first-hand the innovative construction methods that can be used on a project of this size and
A number of our apprentices working to build the new Resource Recovery Facility (RRF) have already
been involved in a pioneering piling technique which has reduced the embodied carbon of the
original scheme by between 10-16%. Other apprentices working on the sewer diversion works have been
involved in a unique approach, resulting in cutting the water required by 65%.
In your deputation you requested that NLWA prioritises reuse, repair and recycling of materials.
NLWA and north London boroughs share your enthusiasm for reuse, repair and recycling.
As a public authority, we have a duty to teach and encourage residents about the waste hierarchy

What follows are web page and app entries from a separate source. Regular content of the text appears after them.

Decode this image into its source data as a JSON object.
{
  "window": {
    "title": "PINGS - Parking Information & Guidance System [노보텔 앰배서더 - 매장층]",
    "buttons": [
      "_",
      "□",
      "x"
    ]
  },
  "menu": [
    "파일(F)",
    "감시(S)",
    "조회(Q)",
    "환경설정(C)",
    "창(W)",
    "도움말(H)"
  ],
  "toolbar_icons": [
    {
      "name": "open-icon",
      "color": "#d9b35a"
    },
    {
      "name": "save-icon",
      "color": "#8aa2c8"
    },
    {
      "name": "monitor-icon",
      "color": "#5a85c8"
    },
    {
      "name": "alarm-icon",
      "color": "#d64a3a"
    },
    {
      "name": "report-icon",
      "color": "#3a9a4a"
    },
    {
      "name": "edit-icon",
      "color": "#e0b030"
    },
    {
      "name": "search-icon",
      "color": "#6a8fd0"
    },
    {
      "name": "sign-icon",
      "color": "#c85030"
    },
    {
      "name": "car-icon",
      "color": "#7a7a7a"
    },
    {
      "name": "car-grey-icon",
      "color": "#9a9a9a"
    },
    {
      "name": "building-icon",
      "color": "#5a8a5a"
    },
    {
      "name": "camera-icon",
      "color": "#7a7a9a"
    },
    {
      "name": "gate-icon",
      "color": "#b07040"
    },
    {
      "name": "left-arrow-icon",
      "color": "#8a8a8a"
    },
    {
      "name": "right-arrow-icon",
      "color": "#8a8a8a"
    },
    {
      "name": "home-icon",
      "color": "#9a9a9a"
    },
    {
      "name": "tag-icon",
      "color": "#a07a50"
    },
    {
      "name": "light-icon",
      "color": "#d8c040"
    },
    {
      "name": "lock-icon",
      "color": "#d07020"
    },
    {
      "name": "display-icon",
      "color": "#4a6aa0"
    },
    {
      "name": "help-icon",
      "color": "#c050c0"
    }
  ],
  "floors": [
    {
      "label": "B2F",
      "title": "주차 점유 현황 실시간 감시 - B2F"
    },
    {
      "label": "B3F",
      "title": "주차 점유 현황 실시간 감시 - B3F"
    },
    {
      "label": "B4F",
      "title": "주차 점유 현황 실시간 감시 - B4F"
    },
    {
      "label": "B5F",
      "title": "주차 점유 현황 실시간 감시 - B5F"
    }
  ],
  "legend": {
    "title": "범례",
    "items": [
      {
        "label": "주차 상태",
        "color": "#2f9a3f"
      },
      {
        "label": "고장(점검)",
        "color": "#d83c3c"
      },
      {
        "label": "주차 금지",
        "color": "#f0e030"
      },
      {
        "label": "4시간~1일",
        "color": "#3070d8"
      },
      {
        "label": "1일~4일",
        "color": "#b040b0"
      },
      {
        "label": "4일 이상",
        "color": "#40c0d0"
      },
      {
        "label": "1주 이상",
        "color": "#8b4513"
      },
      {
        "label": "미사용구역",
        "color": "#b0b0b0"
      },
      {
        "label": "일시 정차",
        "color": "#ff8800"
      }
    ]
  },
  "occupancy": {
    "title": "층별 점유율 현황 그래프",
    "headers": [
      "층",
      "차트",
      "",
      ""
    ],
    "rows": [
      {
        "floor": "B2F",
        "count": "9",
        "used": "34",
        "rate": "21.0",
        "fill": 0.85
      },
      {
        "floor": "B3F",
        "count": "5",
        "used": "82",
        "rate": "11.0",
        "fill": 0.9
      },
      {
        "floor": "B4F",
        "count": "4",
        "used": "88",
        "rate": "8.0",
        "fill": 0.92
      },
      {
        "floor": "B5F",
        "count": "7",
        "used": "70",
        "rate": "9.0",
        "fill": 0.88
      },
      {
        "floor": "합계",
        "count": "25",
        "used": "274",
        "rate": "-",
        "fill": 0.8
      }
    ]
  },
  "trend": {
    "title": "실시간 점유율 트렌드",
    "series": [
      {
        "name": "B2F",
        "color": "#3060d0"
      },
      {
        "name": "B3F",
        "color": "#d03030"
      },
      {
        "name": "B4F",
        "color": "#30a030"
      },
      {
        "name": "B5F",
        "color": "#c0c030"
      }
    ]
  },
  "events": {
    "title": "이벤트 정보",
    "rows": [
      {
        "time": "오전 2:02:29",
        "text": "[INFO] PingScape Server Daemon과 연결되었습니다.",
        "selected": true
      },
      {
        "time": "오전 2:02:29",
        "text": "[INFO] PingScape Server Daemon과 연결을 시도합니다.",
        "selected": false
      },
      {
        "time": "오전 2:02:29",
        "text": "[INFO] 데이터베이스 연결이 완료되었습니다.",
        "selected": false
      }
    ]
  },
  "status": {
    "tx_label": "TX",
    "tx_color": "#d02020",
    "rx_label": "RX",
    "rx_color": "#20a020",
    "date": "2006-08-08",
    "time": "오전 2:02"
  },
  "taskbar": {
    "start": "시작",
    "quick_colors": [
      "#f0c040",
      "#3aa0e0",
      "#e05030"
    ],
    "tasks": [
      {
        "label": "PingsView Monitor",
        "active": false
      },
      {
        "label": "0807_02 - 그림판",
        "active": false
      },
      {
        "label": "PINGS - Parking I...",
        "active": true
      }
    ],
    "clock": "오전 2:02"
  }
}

and drive the principles of the circular economy. NLWA has the most extensive waste prevention
activity of any waste authority in London and our management strategy champions the circular
economy and sets a benchmark for other waste authorities.
Our award-winning waste prevention programme sets a benchmark in London for waste prevention and
recycling. We run a number of wide-ranging activities with north London residents including:
• One of the most extensive recycling collection services in the country, accepting the widest
possible range of materials
• Over £93,000 was awarded to boroughs to trial interventions aimed at combatting recycling
contamination or increasing dry recycling
• £60,000 in funding to community groups as part of NLWA’s Waste Prevention Community Fund
• Significant investment in a new trial to recycle north London’s old mattresses which is
expected to extract 700 mattresses from the waste stream each week
• Our online Waste Prevention Exchange conference, which in 2020 secured the most ever
attendees (215 people)
• 21 Facebook and Instagram Live events through the year, as well as 16 Q&A sessions, f ocusing
on recycling and waste prevention
• An innovative reusable nappy subsidy of £54.15 per baby – which has resulted in an estimated
1,000 tonnes of nappy waste being avoided
• A network of RRCs across north London, which recycled 72% of materials. Construction
commenced on a brand-new centre at the Edmonton EcoPark
In addition to our programme of activities, NLWA has extensive infrastructure across north London
to support higher recycling rates. This includes Materials Recycling Facilities run by our
contractors, which sort dry collected recyclables into separate waste streams so they can be made
into new products. We are trialling at a new facility in Wembley an innovative picking line to
extract even more material from waste, which would otherwise be sent to landfill. We have a
network of public reuse and recycling centres, including the Barrowell Green Recycling Centre in
Enfield. The NLHPP will enhance this network of existing infrastructure. We are building a
brand-new public reuse and recycling centre for the benefit of our residents, enabling them to
bring their recycling directly to the EcoPark for the first time ever, as part of our drive to
achieve 50% household recycling rates. We’re also building a new Resource Recovery Facility with
capacity to manage up to 135,000 tonnes of recyclable materials every year including plastic, wood
and metal. As part of the NLHPP, a new visitor and education centre is being built known as EcoPark
House where the local community will be able to learn more about waste management and recycling.
NLWA’s initiatives to encourage residents to recycle more is helping to shape the process for reuse
and recycling of plastics not only in north London, but across the rest of the UK. The volume of
plastic recycling we collect has enabled our recycling partner Biffa to invest in world-leading
recycling technology, which the rest of the country is now benefitting from. Biffa’s new County
Durham plant uses the world’s most advanced technology to recycle the equivalent of 1.3bn plastic
bottles a year.
If you have any further questions about the Project or require any clarifications, I would be happy
to answer them. You may also find useful the extensive Frequently Asked Questions on our project
website, which cover the themes you raised in your deputation. I would like to thank you again for
your interest in the NLHPP and for submitting your deputation last month.
Cllr Clyde Loakes
Chair, North London Waste Authority